**Records supplied**
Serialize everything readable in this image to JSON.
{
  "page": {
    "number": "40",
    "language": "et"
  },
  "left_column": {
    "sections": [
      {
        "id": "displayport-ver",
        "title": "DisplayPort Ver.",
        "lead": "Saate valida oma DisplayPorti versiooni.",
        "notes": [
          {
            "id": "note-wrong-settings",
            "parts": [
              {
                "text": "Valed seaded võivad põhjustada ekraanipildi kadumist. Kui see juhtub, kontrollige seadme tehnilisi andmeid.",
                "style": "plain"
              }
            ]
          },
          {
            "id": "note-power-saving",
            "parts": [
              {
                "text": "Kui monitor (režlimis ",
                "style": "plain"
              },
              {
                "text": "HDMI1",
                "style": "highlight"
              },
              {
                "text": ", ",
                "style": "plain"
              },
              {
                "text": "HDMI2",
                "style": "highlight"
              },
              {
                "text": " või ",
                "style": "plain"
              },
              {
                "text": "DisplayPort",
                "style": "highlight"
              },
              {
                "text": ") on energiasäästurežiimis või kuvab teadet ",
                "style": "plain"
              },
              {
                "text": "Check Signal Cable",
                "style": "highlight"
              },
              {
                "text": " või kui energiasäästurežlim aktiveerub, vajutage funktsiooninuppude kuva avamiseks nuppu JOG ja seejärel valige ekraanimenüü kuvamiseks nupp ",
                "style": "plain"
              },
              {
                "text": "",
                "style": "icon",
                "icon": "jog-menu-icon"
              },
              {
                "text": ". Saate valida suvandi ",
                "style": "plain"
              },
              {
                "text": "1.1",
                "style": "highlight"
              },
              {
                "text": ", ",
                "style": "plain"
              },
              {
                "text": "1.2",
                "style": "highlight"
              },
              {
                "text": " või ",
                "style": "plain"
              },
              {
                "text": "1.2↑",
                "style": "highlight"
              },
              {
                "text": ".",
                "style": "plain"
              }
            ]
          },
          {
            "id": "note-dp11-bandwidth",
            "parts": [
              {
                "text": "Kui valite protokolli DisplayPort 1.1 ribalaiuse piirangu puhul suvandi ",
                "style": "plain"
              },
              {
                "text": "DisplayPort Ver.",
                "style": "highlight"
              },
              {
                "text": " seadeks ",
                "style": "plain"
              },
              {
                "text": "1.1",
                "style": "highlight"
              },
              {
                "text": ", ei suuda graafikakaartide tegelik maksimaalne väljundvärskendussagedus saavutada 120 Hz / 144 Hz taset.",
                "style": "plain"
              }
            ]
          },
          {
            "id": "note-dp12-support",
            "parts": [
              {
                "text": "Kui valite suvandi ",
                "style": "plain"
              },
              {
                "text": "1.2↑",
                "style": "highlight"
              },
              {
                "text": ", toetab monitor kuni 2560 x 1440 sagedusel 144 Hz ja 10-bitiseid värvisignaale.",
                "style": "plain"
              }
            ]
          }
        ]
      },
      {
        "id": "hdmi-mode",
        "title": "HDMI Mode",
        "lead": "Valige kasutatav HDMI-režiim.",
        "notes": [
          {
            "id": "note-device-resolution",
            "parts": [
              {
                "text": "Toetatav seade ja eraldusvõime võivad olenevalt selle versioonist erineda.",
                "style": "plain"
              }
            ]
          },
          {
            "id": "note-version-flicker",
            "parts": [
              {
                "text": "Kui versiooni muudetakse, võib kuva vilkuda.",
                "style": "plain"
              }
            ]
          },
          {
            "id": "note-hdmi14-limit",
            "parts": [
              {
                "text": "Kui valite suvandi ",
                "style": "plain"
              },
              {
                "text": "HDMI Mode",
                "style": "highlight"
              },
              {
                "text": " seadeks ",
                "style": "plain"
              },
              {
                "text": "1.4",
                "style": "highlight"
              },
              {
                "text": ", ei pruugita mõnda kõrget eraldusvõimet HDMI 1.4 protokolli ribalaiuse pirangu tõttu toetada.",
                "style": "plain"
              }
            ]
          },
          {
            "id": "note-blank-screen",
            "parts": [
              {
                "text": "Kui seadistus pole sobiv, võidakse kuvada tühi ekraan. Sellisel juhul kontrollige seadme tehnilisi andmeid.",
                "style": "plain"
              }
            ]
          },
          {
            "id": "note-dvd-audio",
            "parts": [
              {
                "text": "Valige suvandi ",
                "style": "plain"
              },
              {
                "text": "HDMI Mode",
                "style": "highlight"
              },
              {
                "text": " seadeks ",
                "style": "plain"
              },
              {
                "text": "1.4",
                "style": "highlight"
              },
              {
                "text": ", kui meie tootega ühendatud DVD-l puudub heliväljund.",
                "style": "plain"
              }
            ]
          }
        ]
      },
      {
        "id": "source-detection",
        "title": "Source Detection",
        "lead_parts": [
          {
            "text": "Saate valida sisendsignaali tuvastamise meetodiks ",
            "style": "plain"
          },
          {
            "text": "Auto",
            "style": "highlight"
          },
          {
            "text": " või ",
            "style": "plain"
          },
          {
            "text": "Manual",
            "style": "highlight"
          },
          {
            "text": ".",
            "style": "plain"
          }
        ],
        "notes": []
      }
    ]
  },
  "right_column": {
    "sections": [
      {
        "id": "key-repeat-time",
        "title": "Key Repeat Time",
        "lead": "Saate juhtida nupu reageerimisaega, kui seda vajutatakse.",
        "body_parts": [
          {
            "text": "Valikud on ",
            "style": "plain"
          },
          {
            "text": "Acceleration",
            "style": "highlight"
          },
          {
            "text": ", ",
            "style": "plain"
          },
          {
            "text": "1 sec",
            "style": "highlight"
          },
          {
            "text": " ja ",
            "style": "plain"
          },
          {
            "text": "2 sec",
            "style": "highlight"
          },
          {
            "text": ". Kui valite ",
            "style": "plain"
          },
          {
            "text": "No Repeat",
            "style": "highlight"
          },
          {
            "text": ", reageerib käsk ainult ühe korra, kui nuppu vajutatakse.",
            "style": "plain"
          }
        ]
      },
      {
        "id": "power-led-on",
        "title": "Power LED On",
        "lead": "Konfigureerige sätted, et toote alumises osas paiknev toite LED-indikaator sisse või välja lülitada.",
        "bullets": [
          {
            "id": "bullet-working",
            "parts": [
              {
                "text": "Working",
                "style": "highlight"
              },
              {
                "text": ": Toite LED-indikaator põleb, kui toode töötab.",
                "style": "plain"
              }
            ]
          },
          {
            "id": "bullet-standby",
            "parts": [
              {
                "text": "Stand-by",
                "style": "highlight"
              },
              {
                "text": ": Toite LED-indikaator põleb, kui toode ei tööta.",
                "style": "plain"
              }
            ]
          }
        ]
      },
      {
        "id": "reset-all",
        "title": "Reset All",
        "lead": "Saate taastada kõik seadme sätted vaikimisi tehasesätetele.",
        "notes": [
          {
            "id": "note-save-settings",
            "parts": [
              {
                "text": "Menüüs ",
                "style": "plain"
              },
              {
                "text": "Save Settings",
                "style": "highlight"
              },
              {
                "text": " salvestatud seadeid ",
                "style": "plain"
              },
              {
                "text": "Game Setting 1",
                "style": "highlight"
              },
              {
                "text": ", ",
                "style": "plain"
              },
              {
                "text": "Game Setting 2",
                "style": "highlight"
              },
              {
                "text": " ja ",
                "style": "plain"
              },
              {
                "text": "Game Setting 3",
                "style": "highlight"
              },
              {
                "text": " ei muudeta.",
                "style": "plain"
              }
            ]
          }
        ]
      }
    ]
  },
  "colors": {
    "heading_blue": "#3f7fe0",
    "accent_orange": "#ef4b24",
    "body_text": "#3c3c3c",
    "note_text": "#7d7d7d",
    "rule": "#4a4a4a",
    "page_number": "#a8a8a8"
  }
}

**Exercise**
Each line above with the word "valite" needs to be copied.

**Output**
                "text": "Kui valite protokolli DisplayPort 1.1 ribalaiuse piirangu puhul suvandi ",
                "text": "Kui valite suvandi ",
                "text": "Kui valite suvandi ",
            "text": ". Kui valite ",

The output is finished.